After school program inspires top grades
ARISE offers after school activities to primary-school students at Zambia’s Mangango School to provide them with an alternative to working outside school hours or absconding from school to take part in traditional dances and initiation ceremonies.
Makinishi Mponela, 13, lives in Mangango, Zambia, a community supported by ARISE. He and his three siblings live with their mother Maurine Mponela, who has struggled to raise them on her own since her husband left them in 2002. To earn a living, she sells scones at the local market. Her children used to help her after school.
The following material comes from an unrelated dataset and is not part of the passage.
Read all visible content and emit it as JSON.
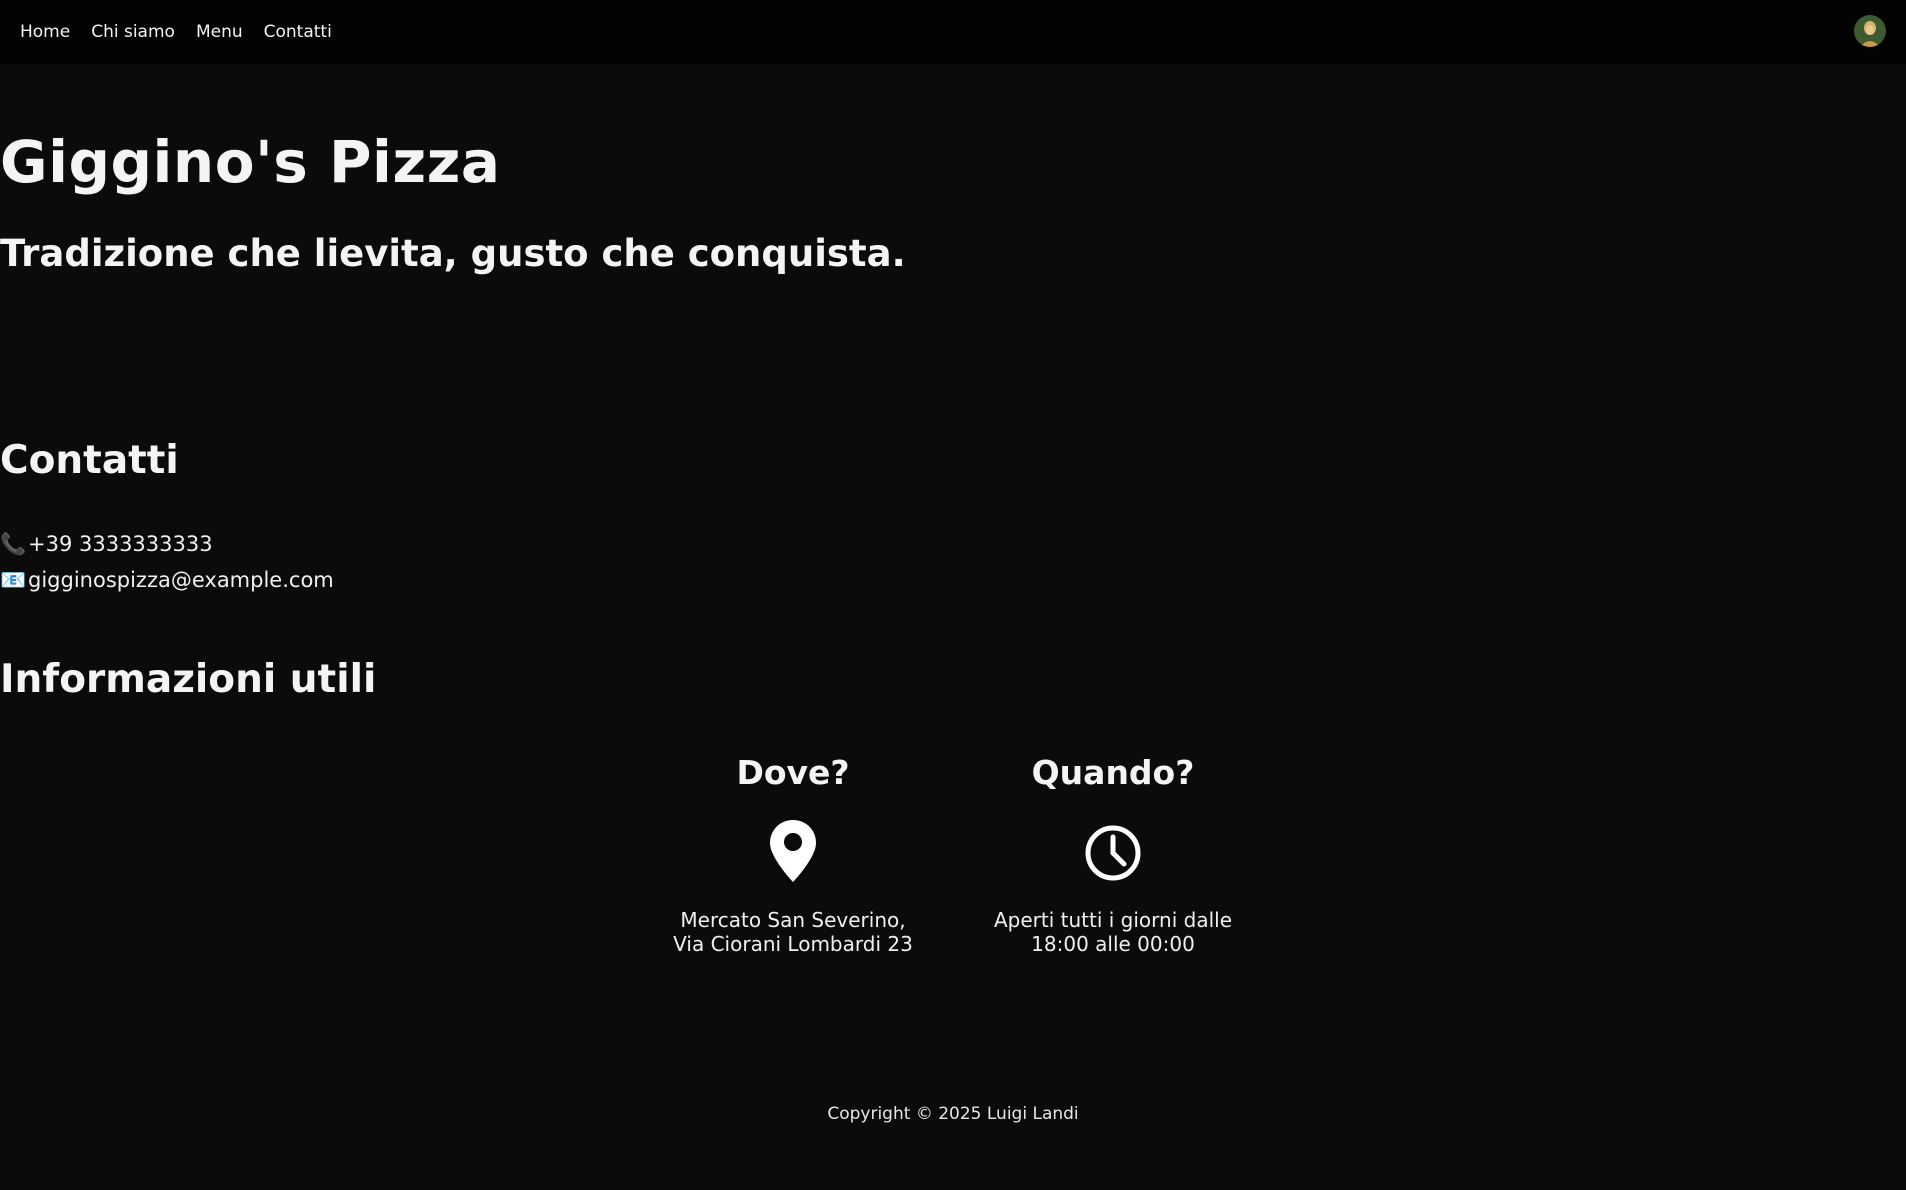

Since ARISE commenced its after school program (ASP) and awareness raising activities in Mangango, the lives of the Mponela Family have changed.
The children no longer work at the market but instead stay at school where they are able to play games such as chess, monopoly, drafts, morabaraba, scrabble, football, volleyball, and netball. Makinishi chooses to play chess and reads. He says that very few boys used to attend the school, however when football was introduced as an ASP activity, school attendance levels rose. ARISE also offers mentoring activities and provides the school with new learning materials including textbooks, global maps and dictionaries.
Makinishi’s grades have improved dramatically, so much so that he assumed the top position in Mangango Zone. His academic performance, talent in debate, and insight and knowledge of child labor issues resulted in him being chosen by ARISE as a Child Labor Ambassador at our stakeholders’ meeting at the Protea Hotel Arcades in Lusaka on 27 August 2015. At the meeting Makinishi told participants, ‘Some of us children in Mangango look far smaller in stature than our age. I am 12 yet I look like an 8-year-old boy. This is due to the heavy loads our parents and guardians used to ask us to bear’. He urged ARISE to continue its efforts educating the community, especially parents. He told the audience that supervised playtime helps prevent child labor.
Makinshi also became a member of his community’s Child Labor Committee. He says, ‘When we hear of child labor, we go to the villages and explain the effects’. He believes that acceptance of child labor is passed down from generation to generation, and he is a strong advocate of educating parents saying, ‘It is important that parents understand about the harm child labor can cause their children and the opportunities education can create.’